Linguistik-Klassifikation: Sprachtypologie / Language typology
Twentv-four questions on linguistic typology and a collection of answers
- At the end of last year, I designed an inquiry about the present state of linguistic typology in the form of a questionnaire. It was an attempt to cover the whole field by formulating the questions which seemed most relevant to it. This questionnaire is reproduced, without modifications, following this preface. In the first days of this year, it was sent to 33 linguists who I know are working in the field. The purpose was to form, on the basis of responses received, a picture of convergences and divergences among trends of present-day linguistic typology. The idea was also to get an objective basis for my report on "The present state of linguistic typology", to be delivered at the XIII. International Congress of Linguistics at Tokyo, 1982.
Patterns of grammaticalization in African languages
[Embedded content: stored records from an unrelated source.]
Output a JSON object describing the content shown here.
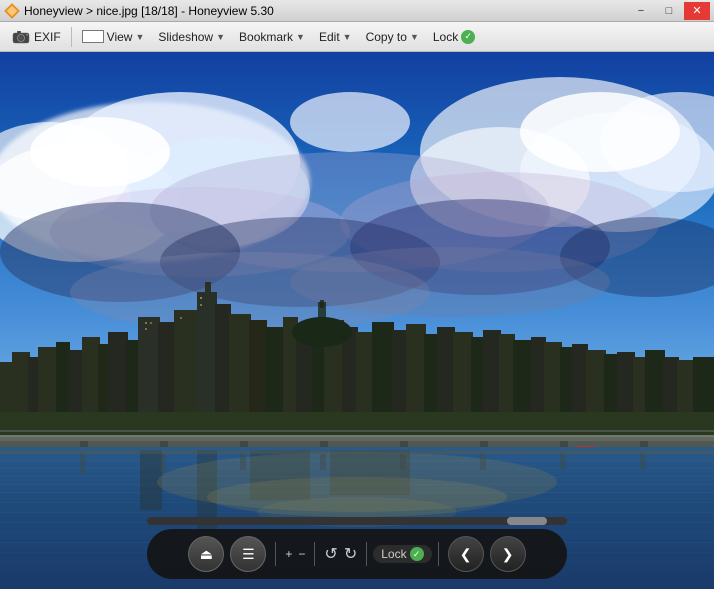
{
  "titlebar": {
    "app_name": "Honeyview",
    "separator1": ">",
    "filename": "nice.jpg [18/18]",
    "separator2": "-",
    "app_version": "Honeyview 5.30",
    "full_title": "Honeyview > nice.jpg [18/18] - Honeyview 5.30",
    "minimize_label": "−",
    "restore_label": "□",
    "close_label": "✕"
  },
  "toolbar": {
    "exif_label": "EXIF",
    "view_label": "View",
    "slideshow_label": "Slideshow",
    "bookmark_label": "Bookmark",
    "edit_label": "Edit",
    "copyto_label": "Copy to",
    "lock_label": "Lock"
  },
  "controls": {
    "eject_icon": "⏏",
    "menu_icon": "☰",
    "zoom_in": "+",
    "zoom_out": "−",
    "rotate_left": "↺",
    "rotate_right": "↻",
    "lock_label": "Lock",
    "prev_icon": "❮",
    "next_icon": "❯"
  },
  "image": {
    "alt": "Cityscape at sunset with river and bridge",
    "sky_color_top": "#1a6bbf",
    "sky_color_mid": "#5b9fd4",
    "sky_color_sunset": "#c8a84b",
    "water_color": "#2a7abf",
    "city_color": "#2a3a2a"
  }
}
- The approach outlined in the present paper is based on observations made with African languages. Although the 1000-odd African languages display a remarkable extent of structural variation, there are certain structures that do not seem to occur in Africa. Thus, to our knowledge, an African language having anything that could be called an ergative case or a numeral classifier system has not been discovered so far. It may turn out that our approach can, in a modified form, be made applicable to languages outside Africa. This , however, is a possibility that has not been considered here. The present approach is based essentially on diachronic findings in that it uses observations on language evolution in order to account for structural differences between languages. Thus, it has double potential: apart from describing and explaining typological diversity it can also be material to reconstructing language history.